─── Exercise data ───

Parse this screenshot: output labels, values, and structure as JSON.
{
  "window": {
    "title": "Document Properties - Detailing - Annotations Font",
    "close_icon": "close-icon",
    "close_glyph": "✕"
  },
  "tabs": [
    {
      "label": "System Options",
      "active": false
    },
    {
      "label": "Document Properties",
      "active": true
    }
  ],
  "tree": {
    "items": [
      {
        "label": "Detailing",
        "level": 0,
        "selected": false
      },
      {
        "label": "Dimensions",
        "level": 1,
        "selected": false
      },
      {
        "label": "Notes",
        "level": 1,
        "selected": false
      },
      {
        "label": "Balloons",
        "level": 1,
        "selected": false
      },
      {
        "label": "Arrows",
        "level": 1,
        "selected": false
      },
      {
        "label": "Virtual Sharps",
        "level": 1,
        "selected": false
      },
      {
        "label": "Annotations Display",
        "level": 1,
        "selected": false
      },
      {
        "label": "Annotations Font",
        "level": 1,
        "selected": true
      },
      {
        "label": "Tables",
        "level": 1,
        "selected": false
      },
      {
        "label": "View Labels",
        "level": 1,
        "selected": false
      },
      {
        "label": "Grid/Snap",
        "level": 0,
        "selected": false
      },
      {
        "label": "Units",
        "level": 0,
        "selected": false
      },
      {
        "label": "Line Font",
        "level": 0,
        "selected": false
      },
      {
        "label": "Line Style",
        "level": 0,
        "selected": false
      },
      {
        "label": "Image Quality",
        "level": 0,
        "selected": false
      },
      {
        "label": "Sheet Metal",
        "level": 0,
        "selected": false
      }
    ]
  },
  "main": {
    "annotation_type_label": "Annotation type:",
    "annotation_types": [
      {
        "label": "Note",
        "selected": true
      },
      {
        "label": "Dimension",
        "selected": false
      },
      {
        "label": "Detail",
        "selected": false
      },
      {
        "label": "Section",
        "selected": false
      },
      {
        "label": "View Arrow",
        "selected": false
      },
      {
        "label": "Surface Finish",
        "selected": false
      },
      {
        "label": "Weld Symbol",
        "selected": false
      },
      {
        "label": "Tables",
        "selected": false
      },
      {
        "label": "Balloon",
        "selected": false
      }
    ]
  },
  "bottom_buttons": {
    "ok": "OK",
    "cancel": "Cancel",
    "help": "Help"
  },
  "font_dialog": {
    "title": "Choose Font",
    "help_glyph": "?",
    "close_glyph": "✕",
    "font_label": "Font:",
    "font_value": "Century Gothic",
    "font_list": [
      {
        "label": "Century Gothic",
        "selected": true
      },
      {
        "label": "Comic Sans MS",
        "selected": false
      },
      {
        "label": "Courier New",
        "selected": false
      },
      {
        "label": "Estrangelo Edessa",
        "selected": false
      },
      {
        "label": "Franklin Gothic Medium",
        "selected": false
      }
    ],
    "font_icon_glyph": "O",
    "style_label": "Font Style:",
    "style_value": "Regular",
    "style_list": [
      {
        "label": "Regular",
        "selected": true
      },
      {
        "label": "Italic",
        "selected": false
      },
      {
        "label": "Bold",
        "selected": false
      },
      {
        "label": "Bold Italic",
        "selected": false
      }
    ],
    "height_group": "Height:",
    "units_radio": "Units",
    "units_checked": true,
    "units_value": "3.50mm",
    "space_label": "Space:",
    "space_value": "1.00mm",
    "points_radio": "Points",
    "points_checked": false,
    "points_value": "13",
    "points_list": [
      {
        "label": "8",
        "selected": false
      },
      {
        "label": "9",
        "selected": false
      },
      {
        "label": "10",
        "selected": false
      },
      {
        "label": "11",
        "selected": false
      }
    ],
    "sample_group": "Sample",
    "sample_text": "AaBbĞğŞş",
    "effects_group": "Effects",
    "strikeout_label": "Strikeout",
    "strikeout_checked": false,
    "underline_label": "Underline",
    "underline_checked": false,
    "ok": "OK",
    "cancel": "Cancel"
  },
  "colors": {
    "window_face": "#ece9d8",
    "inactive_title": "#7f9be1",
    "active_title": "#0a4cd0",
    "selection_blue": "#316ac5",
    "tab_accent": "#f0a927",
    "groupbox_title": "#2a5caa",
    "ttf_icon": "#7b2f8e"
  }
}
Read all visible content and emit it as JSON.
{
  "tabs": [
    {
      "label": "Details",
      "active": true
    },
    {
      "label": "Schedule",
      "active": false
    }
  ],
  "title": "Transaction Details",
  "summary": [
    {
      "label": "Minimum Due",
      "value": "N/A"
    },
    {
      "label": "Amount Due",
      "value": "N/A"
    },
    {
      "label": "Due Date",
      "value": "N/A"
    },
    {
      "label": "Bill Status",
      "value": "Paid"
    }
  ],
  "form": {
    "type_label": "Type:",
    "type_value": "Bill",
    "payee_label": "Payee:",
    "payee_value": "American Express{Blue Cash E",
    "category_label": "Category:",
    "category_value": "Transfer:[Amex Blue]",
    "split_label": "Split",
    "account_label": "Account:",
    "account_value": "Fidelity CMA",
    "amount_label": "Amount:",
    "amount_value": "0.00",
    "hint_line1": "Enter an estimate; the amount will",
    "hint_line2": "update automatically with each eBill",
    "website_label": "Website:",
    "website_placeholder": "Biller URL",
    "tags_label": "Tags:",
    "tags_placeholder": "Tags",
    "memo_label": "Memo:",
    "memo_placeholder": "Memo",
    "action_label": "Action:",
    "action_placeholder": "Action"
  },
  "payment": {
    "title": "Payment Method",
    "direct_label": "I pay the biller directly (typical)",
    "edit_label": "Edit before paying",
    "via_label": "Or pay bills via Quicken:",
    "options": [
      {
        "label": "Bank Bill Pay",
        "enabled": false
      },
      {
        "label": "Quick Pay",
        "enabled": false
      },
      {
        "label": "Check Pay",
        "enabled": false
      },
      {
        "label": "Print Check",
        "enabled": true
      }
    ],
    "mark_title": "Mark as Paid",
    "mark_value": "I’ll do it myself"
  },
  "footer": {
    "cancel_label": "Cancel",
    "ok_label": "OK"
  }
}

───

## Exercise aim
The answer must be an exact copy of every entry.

## Answer box
Parse this screenshot: output labels, values, and structure as JSON.
{
  "window": {
    "title": "Document Properties - Detailing - Annotations Font",
    "close_icon": "close-icon",
    "close_glyph": "✕"
  },
  "tabs": [
    {
      "label": "System Options",
      "active": false
    },
    {
      "label": "Document Properties",
      "active": true
    }
  ],
  "tree": {
    "items": [
      {
        "label": "Detailing",
        "level": 0,
        "selected": false
      },
      {
        "label": "Dimensions",
        "level": 1,
        "selected": false
      },
      {
        "label": "Notes",
        "level": 1,
        "selected": false
      },
      {
        "label": "Balloons",
        "level": 1,
        "selected": false
      },
      {
        "label": "Arrows",
        "level": 1,
        "selected": false
      },
      {
        "label": "Virtual Sharps",
        "level": 1,
        "selected": false
      },
      {
        "label": "Annotations Display",
        "level": 1,
        "selected": false
      },
      {
        "label": "Annotations Font",
        "level": 1,
        "selected": true
      },
      {
        "label": "Tables",
        "level": 1,
        "selected": false
      },
      {
        "label": "View Labels",
        "level": 1,
        "selected": false
      },
      {
        "label": "Grid/Snap",
        "level": 0,
        "selected": false
      },
      {
        "label": "Units",
        "level": 0,
        "selected": false
      },
      {
        "label": "Line Font",
        "level": 0,
        "selected": false
      },
      {
        "label": "Line Style",
        "level": 0,
        "selected": false
      },
      {
        "label": "Image Quality",
        "level": 0,
        "selected": false
      },
      {
        "label": "Sheet Metal",
        "level": 0,
        "selected": false
      }
    ]
  },
  "main": {
    "annotation_type_label": "Annotation type:",
    "annotation_types": [
      {
        "label": "Note",
        "selected": true
      },
      {
        "label": "Dimension",
        "selected": false
      },
      {
        "label": "Detail",
        "selected": false
      },
      {
        "label": "Section",
        "selected": false
      },
      {
        "label": "View Arrow",
        "selected": false
      },
      {
        "label": "Surface Finish",
        "selected": false
      },
      {
        "label": "Weld Symbol",
        "selected": false
      },
      {
        "label": "Tables",
        "selected": false
      },
      {
        "label": "Balloon",
        "selected": false
      }
    ]
  },
  "bottom_buttons": {
    "ok": "OK",
    "cancel": "Cancel",
    "help": "Help"
  },
  "font_dialog": {
    "title": "Choose Font",
    "help_glyph": "?",
    "close_glyph": "✕",
    "font_label": "Font:",
    "font_value": "Century Gothic",
    "font_list": [
      {
        "label": "Century Gothic",
        "selected": true
      },
      {
        "label": "Comic Sans MS",
        "selected": false
      },
      {
        "label": "Courier New",
        "selected": false
      },
      {
        "label": "Estrangelo Edessa",
        "selected": false
      },
      {
        "label": "Franklin Gothic Medium",
        "selected": false
      }
    ],
    "font_icon_glyph": "O",
    "style_label": "Font Style:",
    "style_value": "Regular",
    "style_list": [
      {
        "label": "Regular",
        "selected": true
      },
      {
        "label": "Italic",
        "selected": false
      },
      {
        "label": "Bold",
        "selected": false
      },
      {
        "label": "Bold Italic",
        "selected": false
      }
    ],
    "height_group": "Height:",
    "units_radio": "Units",
    "units_checked": true,
    "units_value": "3.50mm",
    "space_label": "Space:",
    "space_value": "1.00mm",
    "points_radio": "Points",
    "points_checked": false,
    "points_value": "13",
    "points_list": [
      {
        "label": "8",
        "selected": false
      },
      {
        "label": "9",
        "selected": false
      },
      {
        "label": "10",
        "selected": false
      },
      {
        "label": "11",
        "selected": false
      }
    ],
    "sample_group": "Sample",
    "sample_text": "AaBbĞğŞş",
    "effects_group": "Effects",
    "strikeout_label": "Strikeout",
    "strikeout_checked": false,
    "underline_label": "Underline",
    "underline_checked": false,
    "ok": "OK",
    "cancel": "Cancel"
  },
  "colors": {
    "window_face": "#ece9d8",
    "inactive_title": "#7f9be1",
    "active_title": "#0a4cd0",
    "selection_blue": "#316ac5",
    "tab_accent": "#f0a927",
    "groupbox_title": "#2a5caa",
    "ttf_icon": "#7b2f8e"
  }
}
Read all visible content and emit it as JSON.
{
  "tabs": [
    {
      "label": "Details",
      "active": true
    },
    {
      "label": "Schedule",
      "active": false
    }
  ],
  "title": "Transaction Details",
  "summary": [
    {
      "label": "Minimum Due",
      "value": "N/A"
    },
    {
      "label": "Amount Due",
      "value": "N/A"
    },
    {
      "label": "Due Date",
      "value": "N/A"
    },
    {
      "label": "Bill Status",
      "value": "Paid"
    }
  ],
  "form": {
    "type_label": "Type:",
    "type_value": "Bill",
    "payee_label": "Payee:",
    "payee_value": "American Express{Blue Cash E",
    "category_label": "Category:",
    "category_value": "Transfer:[Amex Blue]",
    "split_label": "Split",
    "account_label": "Account:",
    "account_value": "Fidelity CMA",
    "amount_label": "Amount:",
    "amount_value": "0.00",
    "hint_line1": "Enter an estimate; the amount will",
    "hint_line2": "update automatically with each eBill",
    "website_label": "Website:",
    "website_placeholder": "Biller URL",
    "tags_label": "Tags:",
    "tags_placeholder": "Tags",
    "memo_label": "Memo:",
    "memo_placeholder": "Memo",
    "action_label": "Action:",
    "action_placeholder": "Action"
  },
  "payment": {
    "title": "Payment Method",
    "direct_label": "I pay the biller directly (typical)",
    "edit_label": "Edit before paying",
    "via_label": "Or pay bills via Quicken:",
    "options": [
      {
        "label": "Bank Bill Pay",
        "enabled": false
      },
      {
        "label": "Quick Pay",
        "enabled": false
      },
      {
        "label": "Check Pay",
        "enabled": false
      },
      {
        "label": "Print Check",
        "enabled": true
      }
    ],
    "mark_title": "Mark as Paid",
    "mark_value": "I’ll do it myself"
  },
  "footer": {
    "cancel_label": "Cancel",
    "ok_label": "OK"
  }
}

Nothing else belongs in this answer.